Your objective: Track down each line below containing the string "this" and copy it.

******************************

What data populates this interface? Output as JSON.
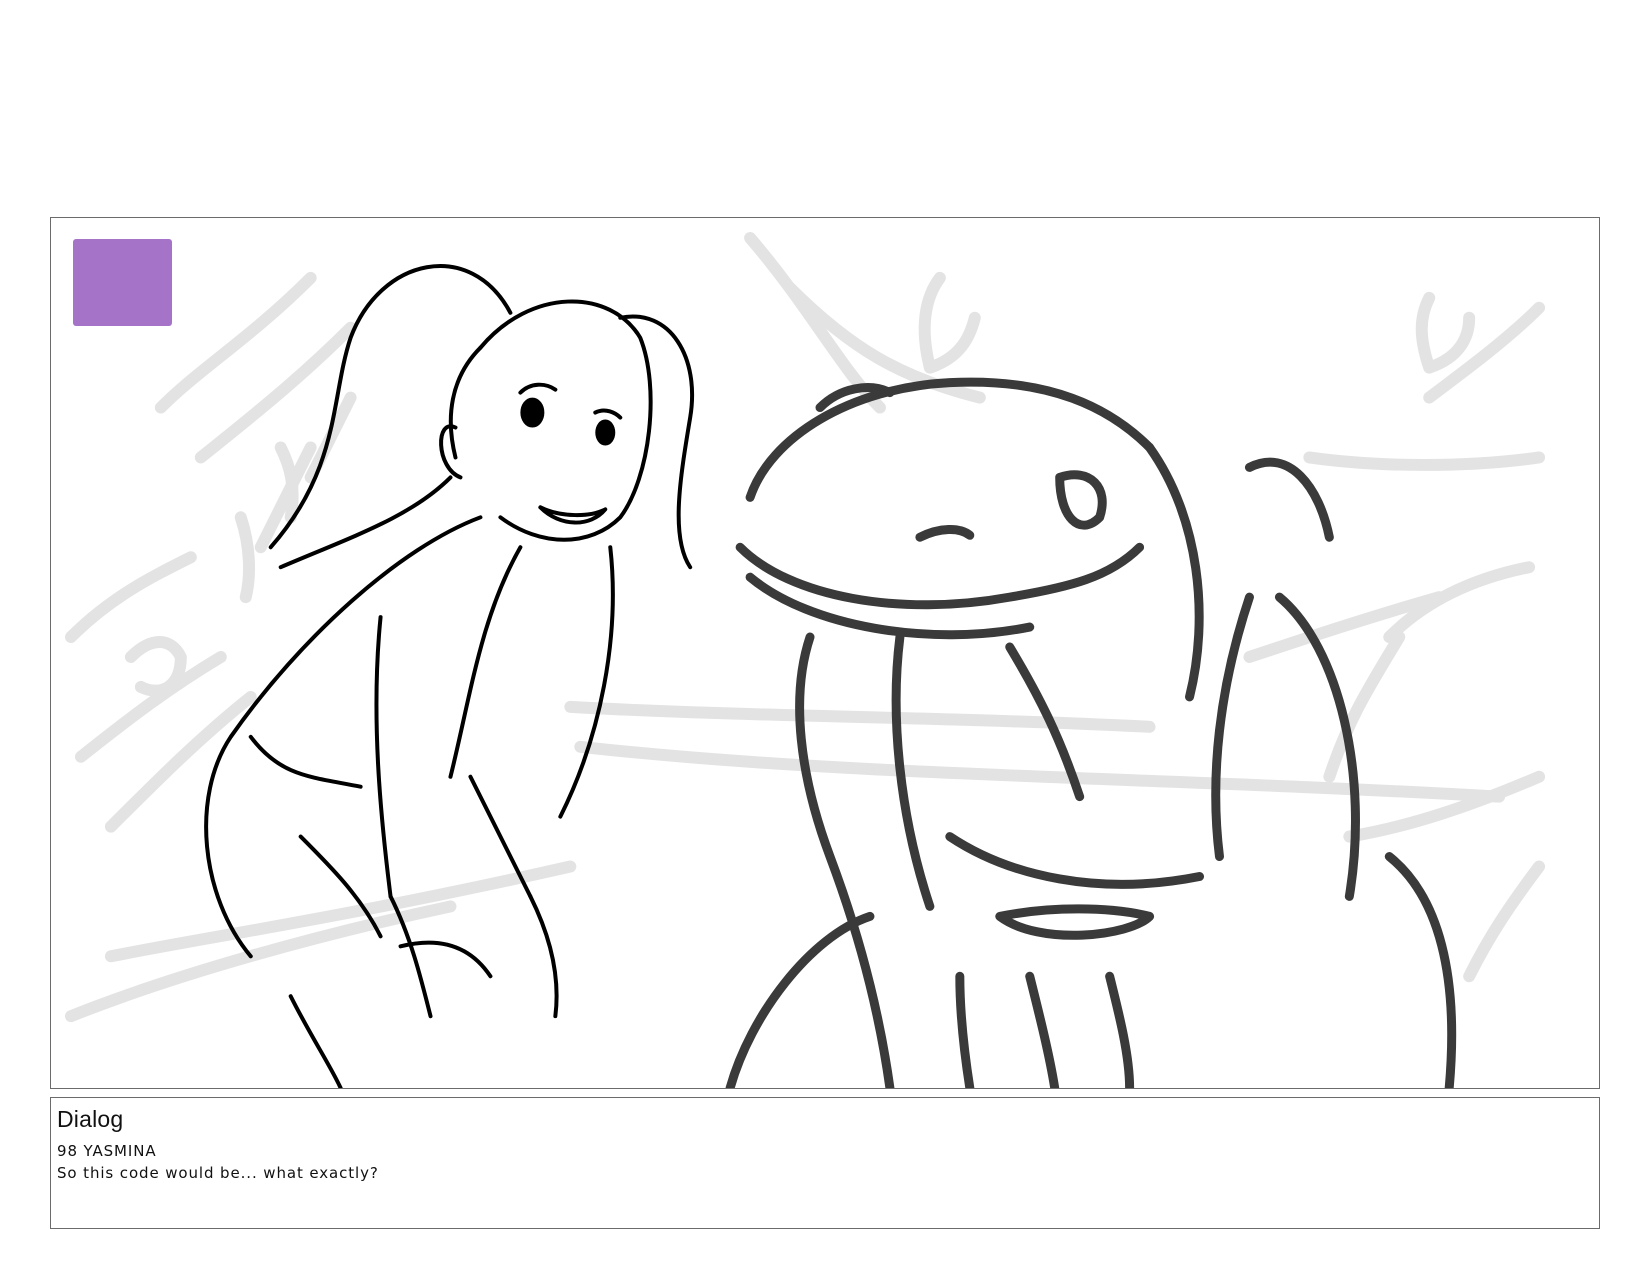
{
  "panel": {
    "marker_color": "#a574c9",
    "background_sketch_color": "#e3e3e3",
    "character_line_color": "#000000",
    "creature_line_color": "#3a3a3a",
    "characters": [
      "girl-with-ponytail",
      "reptile-creature"
    ]
  },
  "dialog": {
    "heading": "Dialog",
    "speaker_line": "98 YASMINA",
    "text": "So this code would be... what exactly?"
  }
}
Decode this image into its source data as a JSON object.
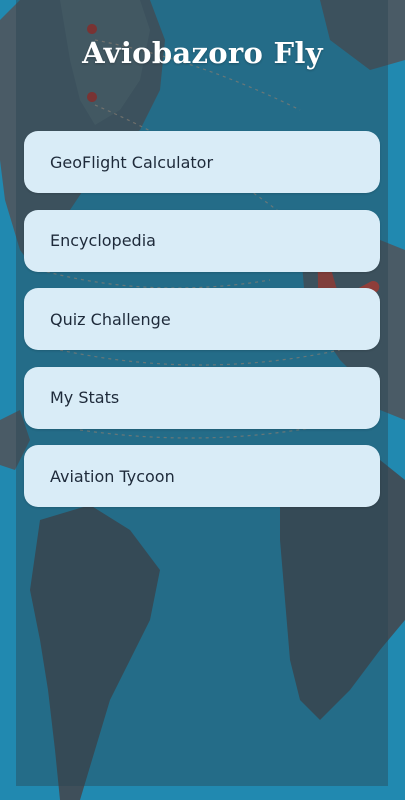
{
  "app": {
    "title": "Aviobazoro Fly"
  },
  "menu": {
    "items": [
      {
        "label": "GeoFlight Calculator"
      },
      {
        "label": "Encyclopedia"
      },
      {
        "label": "Quiz Challenge"
      },
      {
        "label": "My Stats"
      },
      {
        "label": "Aviation Tycoon"
      }
    ]
  },
  "icons": {
    "background": "world-map-illustration",
    "airplane": "airplane-icon",
    "pins": "map-pin-icon"
  },
  "colors": {
    "button_background": "#d9ecf7",
    "button_text": "#1e2a3a",
    "title_text": "#ffffff",
    "ocean": "#1d7da3",
    "airplane": "#d93a2a"
  }
}
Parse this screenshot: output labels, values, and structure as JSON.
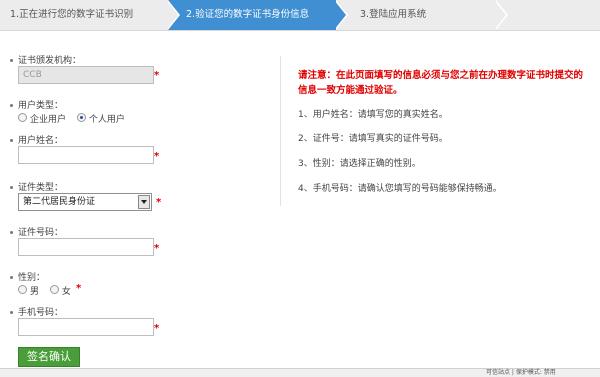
{
  "steps": [
    {
      "label": "1.正在进行您的数字证书识别"
    },
    {
      "label": "2.验证您的数字证书身份信息"
    },
    {
      "label": "3.登陆应用系统"
    }
  ],
  "form": {
    "issuer_label": "证书颁发机构：",
    "issuer_value": "CCB",
    "user_type_label": "用户类型：",
    "user_type_options": [
      "企业用户",
      "个人用户"
    ],
    "user_type_selected": "个人用户",
    "user_name_label": "用户姓名：",
    "user_name_value": "",
    "cert_type_label": "证件类型：",
    "cert_type_value": "第二代居民身份证",
    "cert_no_label": "证件号码：",
    "cert_no_value": "",
    "gender_label": "性别：",
    "gender_options": [
      "男",
      "女"
    ],
    "phone_label": "手机号码：",
    "phone_value": "",
    "required_mark": "*",
    "submit_label": "签名确认"
  },
  "notice": {
    "title": "请注意：在此页面填写的信息必须与您之前在办理数字证书时提交的信息一致方能通过验证。",
    "items": [
      "1、用户姓名：请填写您的真实姓名。",
      "2、证件号：请填写真实的证件号码。",
      "3、性别：请选择正确的性别。",
      "4、手机号码：请确认您填写的号码能够保持畅通。"
    ]
  },
  "statusbar": {
    "text": "可信站点 | 保护模式: 禁用"
  },
  "colors": {
    "active_step": "#3f8fd2",
    "required": "#e00000",
    "submit": "#4a9e3a"
  }
}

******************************

Task solution:
What data populates this interface? Output as JSON.
    "text": "So this code would be... what exactly?"
Decode this image into its source data as a JSON object.
Parse this screenshot: output labels, values, and structure as JSON.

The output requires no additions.